Instructions to follow:
Take every line of the material below that includes the string "SimpleName" and copy it out.

Record excerpts:

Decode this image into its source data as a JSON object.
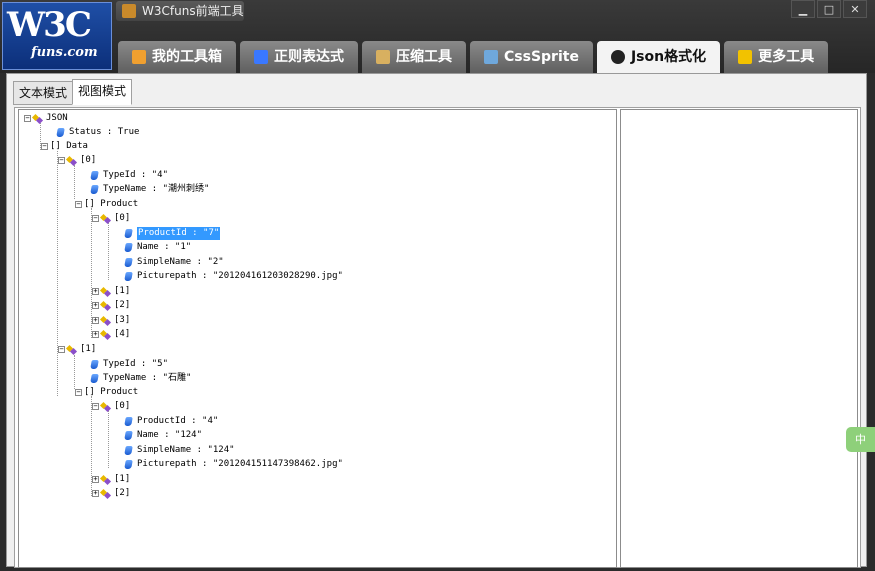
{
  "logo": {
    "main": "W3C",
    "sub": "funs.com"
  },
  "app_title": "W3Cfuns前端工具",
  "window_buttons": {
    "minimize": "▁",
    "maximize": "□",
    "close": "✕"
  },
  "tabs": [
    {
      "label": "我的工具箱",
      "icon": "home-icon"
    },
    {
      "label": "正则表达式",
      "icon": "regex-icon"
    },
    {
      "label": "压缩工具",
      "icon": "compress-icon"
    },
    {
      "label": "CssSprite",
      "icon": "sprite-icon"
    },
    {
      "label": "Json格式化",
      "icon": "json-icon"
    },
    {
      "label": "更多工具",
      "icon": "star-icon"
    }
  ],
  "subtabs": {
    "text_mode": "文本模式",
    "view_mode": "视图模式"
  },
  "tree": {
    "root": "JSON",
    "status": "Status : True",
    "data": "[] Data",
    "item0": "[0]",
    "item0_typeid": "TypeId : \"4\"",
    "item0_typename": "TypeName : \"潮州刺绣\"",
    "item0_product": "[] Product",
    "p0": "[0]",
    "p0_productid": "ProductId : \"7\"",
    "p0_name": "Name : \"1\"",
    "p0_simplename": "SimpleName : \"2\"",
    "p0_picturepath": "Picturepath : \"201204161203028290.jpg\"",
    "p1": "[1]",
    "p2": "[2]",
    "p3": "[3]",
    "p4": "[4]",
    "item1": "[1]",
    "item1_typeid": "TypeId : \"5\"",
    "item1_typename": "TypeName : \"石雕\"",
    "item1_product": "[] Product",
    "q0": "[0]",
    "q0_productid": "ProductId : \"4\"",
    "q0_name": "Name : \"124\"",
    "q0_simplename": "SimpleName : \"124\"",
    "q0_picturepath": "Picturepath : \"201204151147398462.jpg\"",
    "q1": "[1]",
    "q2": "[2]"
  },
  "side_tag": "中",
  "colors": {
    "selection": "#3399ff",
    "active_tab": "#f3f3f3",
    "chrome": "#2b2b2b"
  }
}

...

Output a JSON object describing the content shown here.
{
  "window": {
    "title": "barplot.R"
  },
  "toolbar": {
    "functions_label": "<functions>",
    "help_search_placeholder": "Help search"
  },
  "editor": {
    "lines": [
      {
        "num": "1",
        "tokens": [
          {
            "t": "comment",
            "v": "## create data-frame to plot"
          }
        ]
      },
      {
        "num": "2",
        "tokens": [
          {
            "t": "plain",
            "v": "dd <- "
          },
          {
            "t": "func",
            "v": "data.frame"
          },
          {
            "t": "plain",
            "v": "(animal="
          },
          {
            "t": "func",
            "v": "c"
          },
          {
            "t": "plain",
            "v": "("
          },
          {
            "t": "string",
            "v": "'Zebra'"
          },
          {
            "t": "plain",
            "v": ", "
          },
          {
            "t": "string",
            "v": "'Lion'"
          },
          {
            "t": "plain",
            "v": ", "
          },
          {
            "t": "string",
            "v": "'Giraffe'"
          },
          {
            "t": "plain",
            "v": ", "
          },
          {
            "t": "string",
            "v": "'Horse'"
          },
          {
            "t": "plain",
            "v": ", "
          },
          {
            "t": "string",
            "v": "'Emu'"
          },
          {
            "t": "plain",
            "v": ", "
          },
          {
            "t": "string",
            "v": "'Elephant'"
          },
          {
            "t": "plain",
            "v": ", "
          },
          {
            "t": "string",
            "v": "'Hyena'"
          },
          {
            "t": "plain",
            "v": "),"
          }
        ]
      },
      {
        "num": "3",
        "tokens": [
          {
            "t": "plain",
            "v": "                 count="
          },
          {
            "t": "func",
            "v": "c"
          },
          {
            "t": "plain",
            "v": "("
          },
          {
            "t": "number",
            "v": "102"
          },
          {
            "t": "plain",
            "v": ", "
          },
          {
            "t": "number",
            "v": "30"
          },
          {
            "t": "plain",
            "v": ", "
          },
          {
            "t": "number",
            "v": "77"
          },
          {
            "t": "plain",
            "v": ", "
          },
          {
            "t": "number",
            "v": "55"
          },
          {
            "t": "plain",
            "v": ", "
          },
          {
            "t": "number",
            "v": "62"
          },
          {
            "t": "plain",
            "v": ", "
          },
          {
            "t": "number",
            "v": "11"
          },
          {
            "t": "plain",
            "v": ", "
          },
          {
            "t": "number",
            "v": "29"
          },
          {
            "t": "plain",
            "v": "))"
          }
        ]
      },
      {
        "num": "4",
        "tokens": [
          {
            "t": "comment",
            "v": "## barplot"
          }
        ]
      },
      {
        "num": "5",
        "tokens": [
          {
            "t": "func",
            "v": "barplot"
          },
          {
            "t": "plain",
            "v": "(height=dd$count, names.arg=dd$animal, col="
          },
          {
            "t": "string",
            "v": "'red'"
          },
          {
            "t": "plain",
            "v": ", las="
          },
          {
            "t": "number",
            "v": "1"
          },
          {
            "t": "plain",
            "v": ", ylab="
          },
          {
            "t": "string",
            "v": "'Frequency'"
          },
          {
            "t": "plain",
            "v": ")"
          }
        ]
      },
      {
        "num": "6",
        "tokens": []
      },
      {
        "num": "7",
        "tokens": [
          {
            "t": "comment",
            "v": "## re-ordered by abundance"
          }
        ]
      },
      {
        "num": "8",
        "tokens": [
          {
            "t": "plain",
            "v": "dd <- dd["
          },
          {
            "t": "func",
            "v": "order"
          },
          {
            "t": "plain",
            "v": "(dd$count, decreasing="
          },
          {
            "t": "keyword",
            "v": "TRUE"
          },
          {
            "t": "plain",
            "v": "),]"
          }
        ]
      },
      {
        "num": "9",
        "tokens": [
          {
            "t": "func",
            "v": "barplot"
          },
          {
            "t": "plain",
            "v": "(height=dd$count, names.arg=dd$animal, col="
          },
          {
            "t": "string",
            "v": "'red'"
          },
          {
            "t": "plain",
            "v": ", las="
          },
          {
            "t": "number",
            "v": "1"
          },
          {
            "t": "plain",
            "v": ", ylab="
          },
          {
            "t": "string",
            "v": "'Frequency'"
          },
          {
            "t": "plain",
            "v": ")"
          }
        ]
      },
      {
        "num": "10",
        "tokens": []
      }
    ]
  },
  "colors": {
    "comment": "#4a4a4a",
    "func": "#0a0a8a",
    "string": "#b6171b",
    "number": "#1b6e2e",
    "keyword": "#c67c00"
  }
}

Worked solution:
    "p0_simplename": "SimpleName : \"2\"",
    "q0_simplename": "SimpleName : \"124\"",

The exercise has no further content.